I was pretty sure I’d fallen off the feminist face of the planet following my family’s move to Kansas City.
Everywhere I went, every company I interviewed at, every organization I joined appeared to be run by men. Even the local women’s networking group was led by male professionals (WTF?).
“What does your husband do?” became the most frequently asked question following my introduction.
I was even asked if my MBA was “the same as a man’s MBA” at a Chamber of Commerce event. That one literally left me speechless.
Accustomed to the more gender equal working world of the East and West Coasts, I did not take too well to (repeatedly) being the only woman in the boardroom, classroom, department, etc. Expressing my frustrations regarding the well-seated Kansas City patriarchy to the few other female professionals I encountered was typically met with a wistful, “Well, at least you get a chance to be included…”
Inclusion? How about influence – you know, like the male run boards, companies, and government have? Getting a “chance” to sit at the table (aka be the token millennial woman) was supposed to be better than nothing, yet was not good enough to offer any real influence. I wanted my career to amount to more than serving as a half-hearted attempt by archaic organizations trying to appear “hip” and “diverse” in their latest press releases.
Like millions of other accomplished female professionals, I’d jumped through the educational and experience hoops that are supposed to serve as cover charge; yet, I was repeatedly passed over for positions filled by less-educated, less-experienced male colleagues, and was asked to “pour the coffee” at board meetings that I’d (somehow) managed to garner a seat.
Get me outta here!
My search for a more 21st century level of gender equality first led me to call my buddies back on the coasts and beg them to help me find a new job, so I could leave the Kansas City Bro Club a distant vision in my rearview mirror. That didn’t work (enter: U.S. Army).
My second we-gotta-do-something strategy led me to the Women’s Foundation. Have you heard of it? It’s beyond amazing.
The Kansas City-based Women’s Foundation is a non-profit organization dedicated to promoting equality and opportunity for women through events, research, programs, and policy initiatives. They are the real deal.
Two amazing Women’s Foundation programs that helped me along in my career (beyond their life-changing advocacy and applied workplace research) including the Appointment’s Project and We Work for Change Annual Event.

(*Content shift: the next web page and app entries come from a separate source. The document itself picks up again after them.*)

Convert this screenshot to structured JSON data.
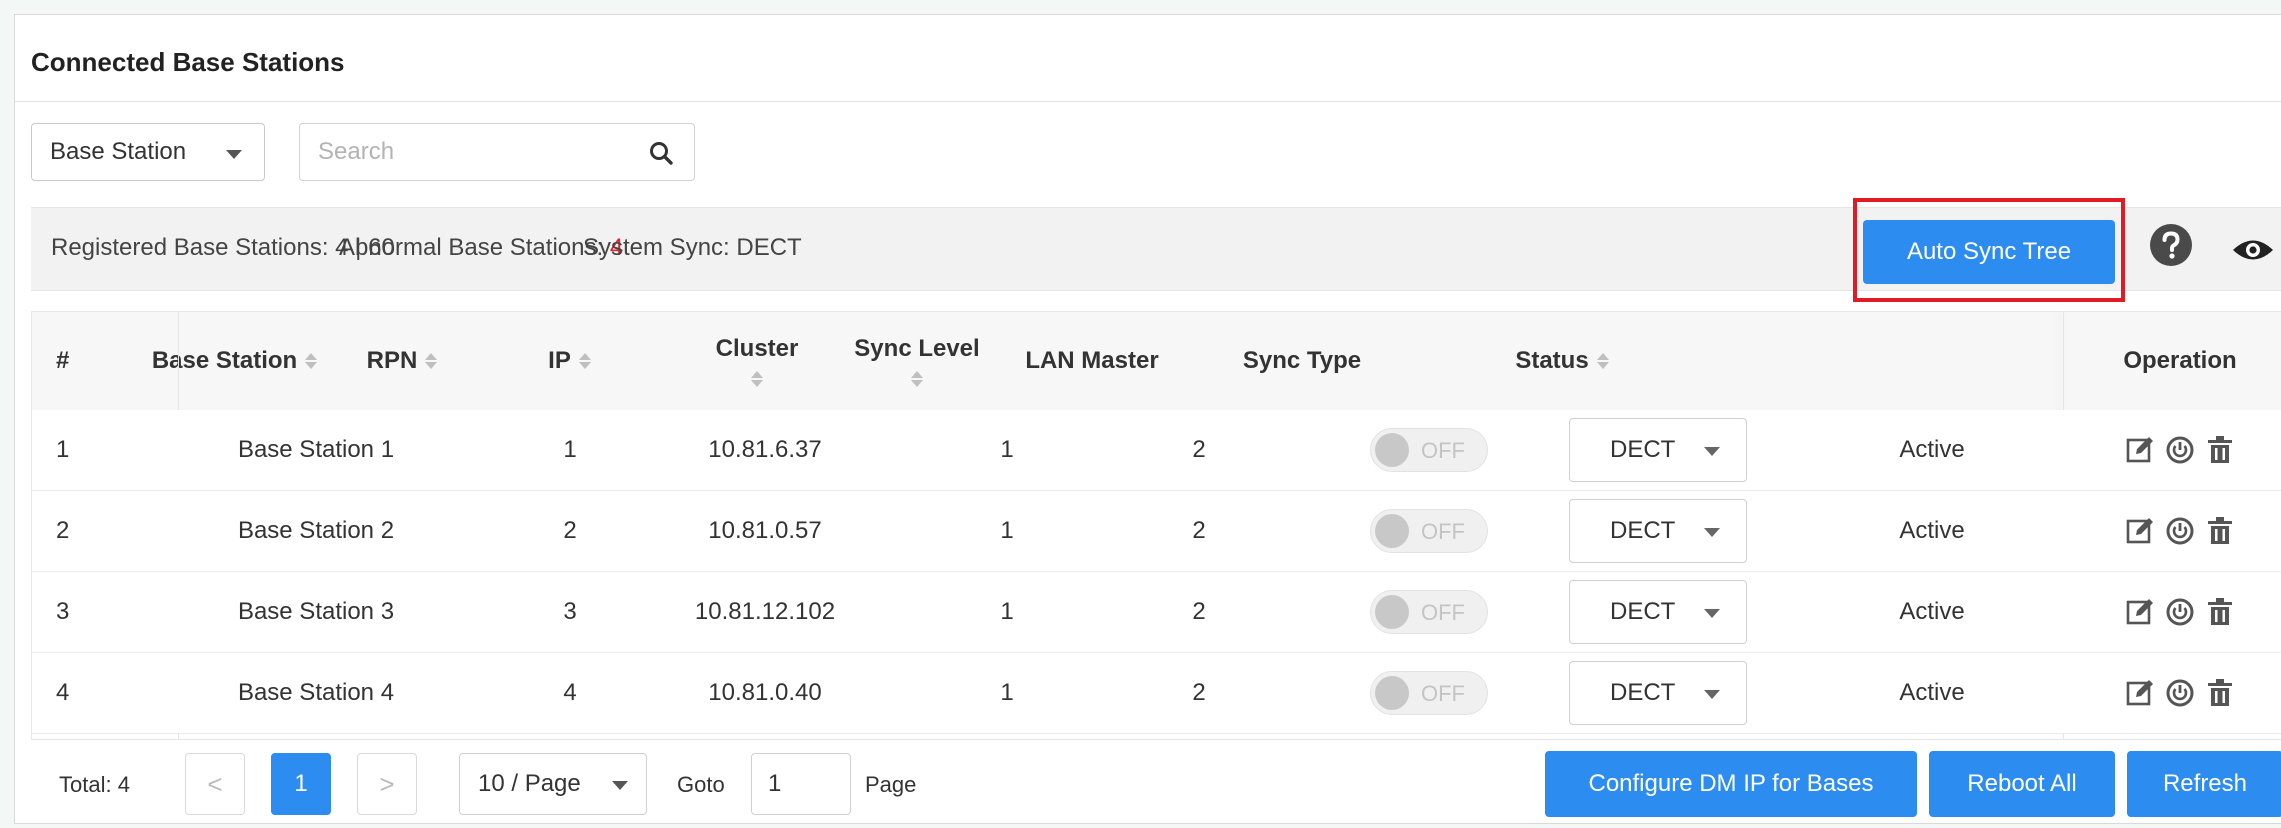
{
  "panel": {
    "title": "Connected Base Stations"
  },
  "filter": {
    "type_selected": "Base Station",
    "search_placeholder": "Search"
  },
  "stats": {
    "registered_label": "Registered Base Stations: 4 | 60",
    "abnormal_label": "Abnormal Base Stations: ",
    "abnormal_value": "4",
    "sync_label": "System Sync: DECT"
  },
  "toolbar": {
    "auto_sync_label": "Auto Sync Tree"
  },
  "table": {
    "columns": [
      "#",
      "Base Station",
      "RPN",
      "IP",
      "Cluster",
      "Sync Level",
      "LAN Master",
      "Sync Type",
      "Status",
      "Operation"
    ],
    "rows": [
      {
        "num": "1",
        "name": "Base Station 1",
        "rpn": "1",
        "ip": "10.81.6.37",
        "cluster": "1",
        "sync_level": "2",
        "lan_master": "OFF",
        "sync_type": "DECT",
        "status": "Active"
      },
      {
        "num": "2",
        "name": "Base Station 2",
        "rpn": "2",
        "ip": "10.81.0.57",
        "cluster": "1",
        "sync_level": "2",
        "lan_master": "OFF",
        "sync_type": "DECT",
        "status": "Active"
      },
      {
        "num": "3",
        "name": "Base Station 3",
        "rpn": "3",
        "ip": "10.81.12.102",
        "cluster": "1",
        "sync_level": "2",
        "lan_master": "OFF",
        "sync_type": "DECT",
        "status": "Active"
      },
      {
        "num": "4",
        "name": "Base Station 4",
        "rpn": "4",
        "ip": "10.81.0.40",
        "cluster": "1",
        "sync_level": "2",
        "lan_master": "OFF",
        "sync_type": "DECT",
        "status": "Active"
      }
    ]
  },
  "footer": {
    "total_label": "Total: 4",
    "prev_symbol": "<",
    "next_symbol": ">",
    "current_page": "1",
    "page_size": "10 / Page",
    "goto_label": "Goto",
    "goto_value": "1",
    "page_label": "Page",
    "configure_label": "Configure DM IP for Bases",
    "reboot_label": "Reboot All",
    "refresh_label": "Refresh"
  },
  "icons": {
    "search": "search-icon",
    "help": "help-icon",
    "eye": "eye-icon",
    "edit": "edit-icon",
    "power": "power-icon",
    "delete": "trash-icon"
  },
  "colors": {
    "primary": "#2d8cf0",
    "highlight_frame": "#e01b24",
    "abnormal": "#e4242c"
  }
}
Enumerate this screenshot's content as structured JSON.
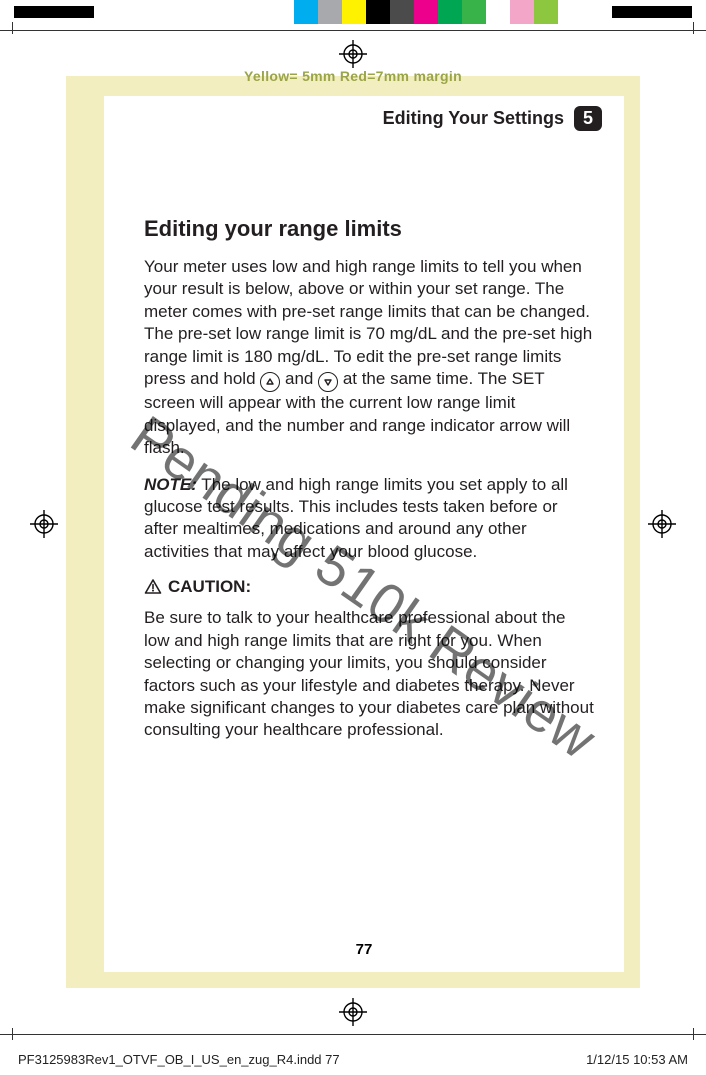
{
  "colorbar": {
    "swatches": [
      "#00aeef",
      "#a7a9ac",
      "#fff200",
      "#000000",
      "#4b4b4b",
      "#ec008c",
      "#00a651",
      "#37b34a",
      "#ffffff",
      "#f4a6c9",
      "#8dc63f",
      "#ffffff"
    ]
  },
  "margin_note": "Yellow= 5mm  Red=7mm margin",
  "running_head": {
    "title": "Editing Your Settings",
    "chapter_number": "5"
  },
  "section_heading": "Editing your range limits",
  "paragraphs": {
    "p1a": "Your meter uses low and high range limits to tell you when your result is below, above or within your set range. The meter comes with pre-set range limits that can be changed. The pre-set low range limit is 70 mg/dL and the pre-set high range limit is 180 mg/dL. To edit the pre-set range limits press and hold ",
    "p1b": " and ",
    "p1c": " at the same time. The SET screen will appear with the current low range limit displayed, and the number and range indicator arrow will flash.",
    "note_label": "NOTE:",
    "p2": " The low and high range limits you set apply to all glucose test results. This includes tests taken before or after mealtimes, medications and around any other activities that may affect your blood glucose.",
    "caution_label": "CAUTION:",
    "p3": "Be sure to talk to your healthcare professional about the low and high range limits that are right for you. When selecting or changing your limits, you should consider factors such as your lifestyle and diabetes therapy. Never make significant changes to your diabetes care plan without consulting your healthcare professional."
  },
  "watermark": "Pending 510k Review",
  "page_number": "77",
  "slug": {
    "file": "PF3125983Rev1_OTVF_OB_I_US_en_zug_R4.indd   77",
    "timestamp": "1/12/15   10:53 AM"
  }
}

The Women’s Foundation’s Appointments Project
The Appointments Project is an organizational initiative providing assistance and support to women seeking board and commission positions in the states of Kansas and Missouri. The Women’s Foundation Appointments Project Team assists interested members with identifying potential positions and the application process. It’s a wonderful way to help female change agents and thought leaders increase gender representation on previously male-dominated community and state-level initiatives. If you’re a Kansas or Missouri resident interested in giving back to your community through board service, I highly recommend applying to the Women’s Foundation Appointments Project today. Your voice needs to be heard! Click here to start your application.
The Women’s Foundation’s We Work for Change Annual Event
As a member of the Women’s Foundation’s Appointments Project, I received a sponsorship to attend the organization’s We Work for Change Annual Event, held at the Kauffman Center for Performing Arts. We Work for Change celebrated the Women’s Foundations’ 25 Years of service, highlighting multiple community and organizational leaders that have demonstrated their dedication to gender parity in the Kansas City area. A few of the notable speakers included: Dr. Sheena Greitens (Missouri’s First Lady, fearless caregiver advocate, and fellow military spouse), Mayor Sly James (Kansas City, Missouri), Wendy Doyle (CEO of the Women’s Foundation), and the inspiring Keynote, former UN Ambassador Samantha Power.
While a number of inspirational things were said during the event, the one quote that stuck with me came from Samantha Power: “What are you normally not that these not-normal times require you to be?” As an accomplished scholar (she teaches at Harvard), war correspondent, and author of A Problem from Hell: America and the Age of Genocide, Power knows a lot about the brave, and often uncomfortable, actions not-normal times so often require. Throughout the evening, she shared stories from the United Nations, the Oval Office, and the front lines – all seasons within her career that required her to stand up for human rights through actions that weren’t exactly “normal” or familiar.
Equal Representation in Kansas and Missouri
Being a part of the Women’s Foundation has greatly enhanced my Kansas City experience, but it’s also provided me an opportunity to enhance Kansas City through my experience. While Kansas City, like many industrial hubs across America, may (currently) retain patriarchal preference in multiple areas of commerce and leadership, equal representation is becoming more and more of a probability thanks to initiatives like the Women’s Foundation and their trailblazing supporters.
If you reside in the state of Kansas or Missouri, I would highly recommend exploring the Women’s Foundation and consider how both you and your organization can get involved. Learn more at: www.womens-foundation.org .